Flammable vinyl fluoride vapor flowed, undetected, into the tank from interconnected tanks that were in service. The vapor ignited while Folaron was welding on top of the tank.

"Had technicians tested Tank 1 for a flammable atmosphere, they would have known that any hot work [spark-producing activities] presented a serious hazard," said Johnnie A. Banks, who led the investigation.

The CSB investigates serious chemical accidents, but doesn't issue citations or fines. It makes safety recommendations to plants, industry organizations, labor groups and regulatory agencies such as OSHA.
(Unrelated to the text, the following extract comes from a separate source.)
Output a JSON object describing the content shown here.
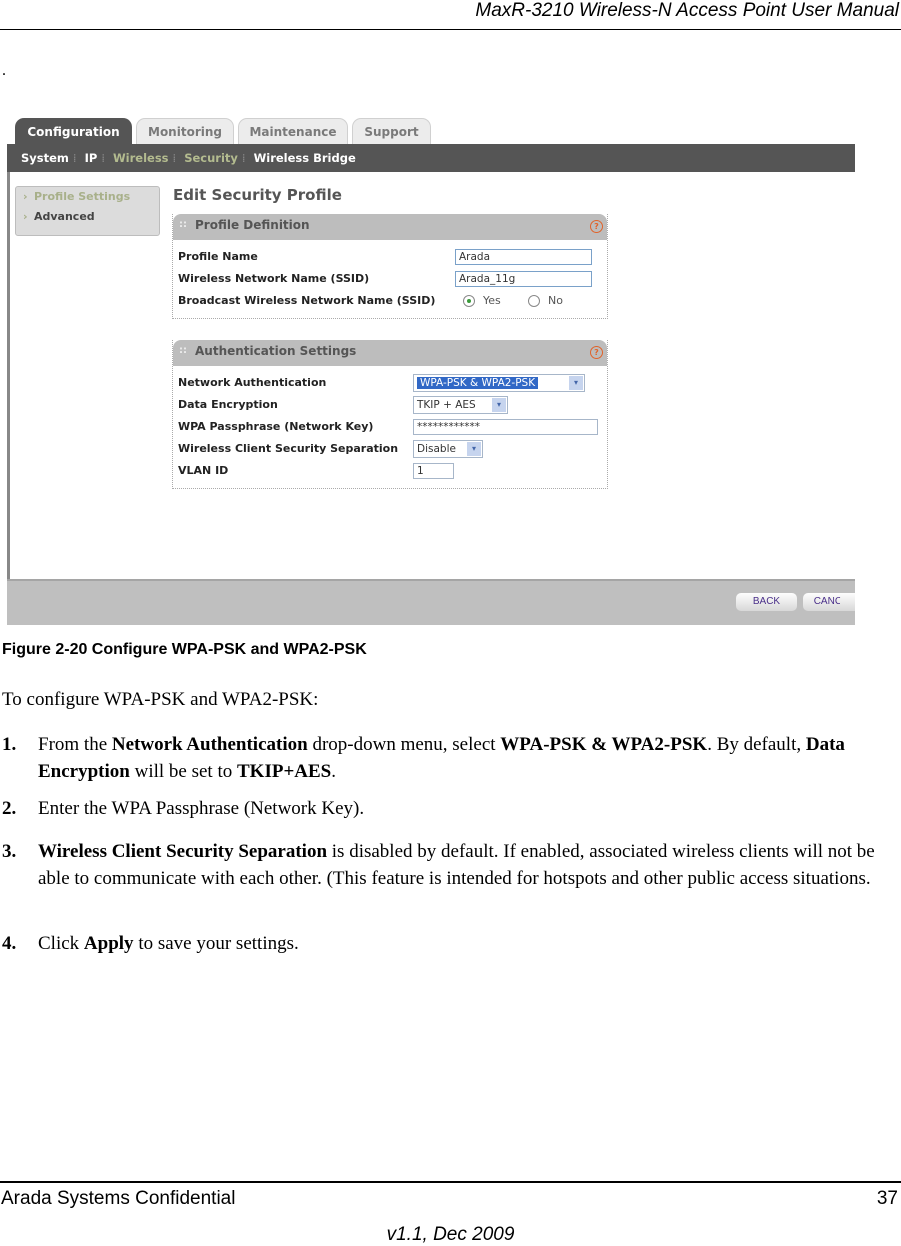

"In its final report, the CSB is recommending that DuPont revise its corporate policies [to] require atmospheric monitoring inside tanks before and during any hot work," said CSB Chairman Rafael Moure-Eraso. Another recommendation is to require all process piping, including vent lines on tanks, be positively isolated before authorizing any hot work.

The CSB chairman noted that the board had issued a safety bulletin in March 2010 -- several months before the DuPont explosion -- about accidents that occurred during hot work on tanks.
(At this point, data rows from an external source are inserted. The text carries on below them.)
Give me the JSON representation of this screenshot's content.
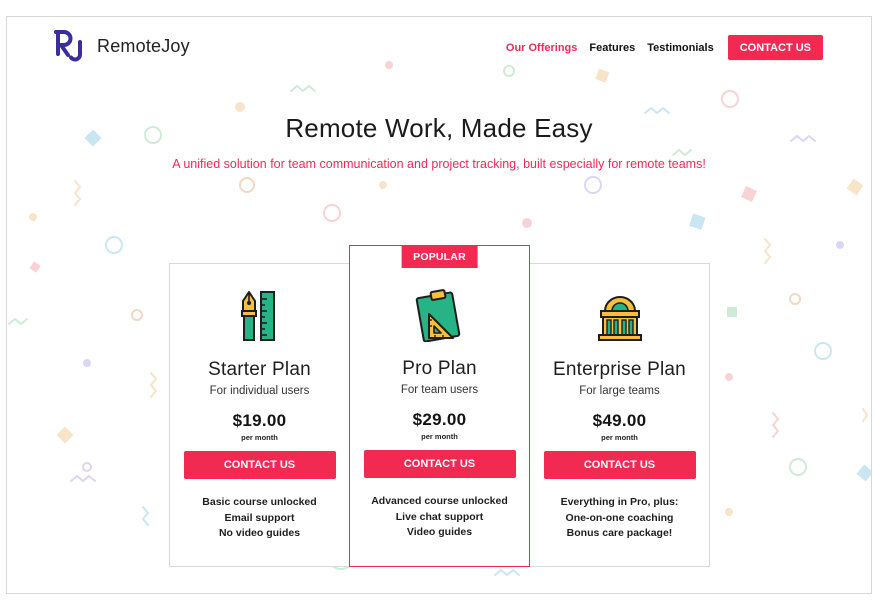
{
  "app": {
    "logo_text": "RemoteJoy",
    "brand_color": "#f22a52",
    "logo_color": "#3a2d9e"
  },
  "nav": {
    "items": [
      {
        "label": "Our Offerings",
        "active": true
      },
      {
        "label": "Features",
        "active": false
      },
      {
        "label": "Testimonials",
        "active": false
      }
    ],
    "cta_label": "CONTACT US"
  },
  "hero": {
    "title": "Remote Work, Made Easy",
    "subtitle": "A unified solution for team communication and project tracking, built especially for remote teams!"
  },
  "plans": [
    {
      "icon": "pen-ruler-icon",
      "name": "Starter Plan",
      "audience": "For individual users",
      "price": "$19.00",
      "period": "per month",
      "cta_label": "CONTACT US",
      "features": [
        "Basic course unlocked",
        "Email support",
        "No video guides"
      ]
    },
    {
      "icon": "clipboard-ruler-icon",
      "badge": "POPULAR",
      "name": "Pro Plan",
      "audience": "For team users",
      "price": "$29.00",
      "period": "per month",
      "cta_label": "CONTACT US",
      "features": [
        "Advanced course unlocked",
        "Live chat support",
        "Video guides"
      ]
    },
    {
      "icon": "building-icon",
      "name": "Enterprise Plan",
      "audience": "For large teams",
      "price": "$49.00",
      "period": "per month",
      "cta_label": "CONTACT US",
      "features": [
        "Everything in Pro, plus:",
        "One-on-one coaching",
        "Bonus care package!"
      ]
    }
  ]
}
"All 11 of the accidents were similar to the accident at DuPont," Moure-Eraso said. "In each case, monitoring for a flammable atmosphere was either done improperly, or not performed at all."

Changes already have been made, a DuPont official said Thursday.

"We conducted an exhaustive investigation of the incident and we cooperated fully with the Chemical Safety Board throughout its investigation," said plant manager Ronald A. Lee. "Many of the agency's recommendations are closely aligned with the results of our own investigation and have been implemented."

Following its six-month probe, OSHA levied almost $117,000 in fines for 17 violations: DuPont was fined $61,500 for nine violations and Mollenberg-Betz $55,440 for eight violations of workplace safety standards.

Unlike OSHA, the CSB's report didn't cite actions by the contractor, Mollenberg-Betz.

"We don't address finding fault with individual actions. We try to find where systemic failures occurred," Banks said.

The CSB's report, and other materials related to the DuPont investigation, can be found at